retail news in context, analysis with attitude

Content Guy’s Note: Stories in this section are, in my estimation, important and relevant to business. However, they are relegated to this slot because some MNB readers have made clear that they prefer a politics-free MNB; I can't do that because sometimes the news calls out for coverage and commentary, but at least I can make it easy for folks to skip it if they so desire.

Yesterday in this space, we wrote about how Patagonia, for the first time in its history, has decided to endorse two candidates for the US Senate - incumbent Sen. Jon Tester (D-Montana) and challenger Jacky Rosen, the Democratic member of the House of Representatives who is running for in Nevada. And, we noted that this is completely in character and context - Patagonia has been public about its opposition to the Trump administration’s environmental policies, and even sued the White House at one point.

Apparently it is not just campaign endorsements in which Patagonia is investing its equity. I’ve also received an email from the company - I am a regular customer - that you can see at left.

While it does not specifically advocate for any particular political party, the email is very simple and direct - it urges customers to a) vote, and b) remember that democracy depends on voters showing up and “our planet depends on leaders who protect it.”

Interestingly, the Washington Post reports on how employers “are taking an increasingly active role in trying to get their workers to the polls on Election Day.”

According to the story, “Many employers have held get-out-the-vote drives or encouraged workers to vote in past elections, and some companies have even made Election Day a corporate holiday.

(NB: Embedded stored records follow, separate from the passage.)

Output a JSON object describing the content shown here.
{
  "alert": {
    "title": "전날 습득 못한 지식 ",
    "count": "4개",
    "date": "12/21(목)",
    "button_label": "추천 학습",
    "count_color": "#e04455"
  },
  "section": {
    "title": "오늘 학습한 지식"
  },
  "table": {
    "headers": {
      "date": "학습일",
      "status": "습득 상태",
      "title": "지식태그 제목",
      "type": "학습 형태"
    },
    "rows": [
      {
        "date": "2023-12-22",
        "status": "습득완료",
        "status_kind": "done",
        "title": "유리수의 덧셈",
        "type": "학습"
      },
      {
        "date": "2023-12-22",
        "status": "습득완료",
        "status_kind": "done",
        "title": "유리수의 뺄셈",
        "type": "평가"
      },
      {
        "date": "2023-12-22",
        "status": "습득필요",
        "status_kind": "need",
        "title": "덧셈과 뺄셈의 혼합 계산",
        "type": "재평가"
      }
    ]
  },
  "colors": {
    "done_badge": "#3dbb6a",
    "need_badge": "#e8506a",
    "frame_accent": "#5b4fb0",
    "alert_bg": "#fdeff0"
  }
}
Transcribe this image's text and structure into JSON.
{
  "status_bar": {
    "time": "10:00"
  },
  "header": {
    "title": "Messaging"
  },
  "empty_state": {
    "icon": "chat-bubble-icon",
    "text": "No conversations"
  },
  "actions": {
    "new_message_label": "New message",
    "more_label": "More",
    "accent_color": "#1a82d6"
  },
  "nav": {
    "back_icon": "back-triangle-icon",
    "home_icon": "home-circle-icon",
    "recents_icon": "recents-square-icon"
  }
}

But in a year when interest in the midterm elections has reached a fever pitch, nonprofits that are focused on voter turnout say they’re seeing a noticeable uptick in the enthusiasm and creative approaches that many employers are using this year to get more workers to the polls — whether by closing stores or offices, making paid time off or flexible work arrangements available, or by trying to remove obstacles to voting, such as securing transportation for workers or discouraging meetings for the day.”

Among the companies taking a variety of approaches include Tyson Foods, Levi Strauss, Walmart, Gap, and Farmers Insurance.

Patagonia is going one step further - actually closing its stores on Election Day so that employees have plenty of time to vote.

KC's View:
Someone sent me a picture of a t-shirt the other day that seems appropriate to this conversation. The back had the following inscription:

The mayor In Jaws 2 is the same person who is the mayor in Jaws. That’s why midterm elections are important.

The politics conversation just made me think about that.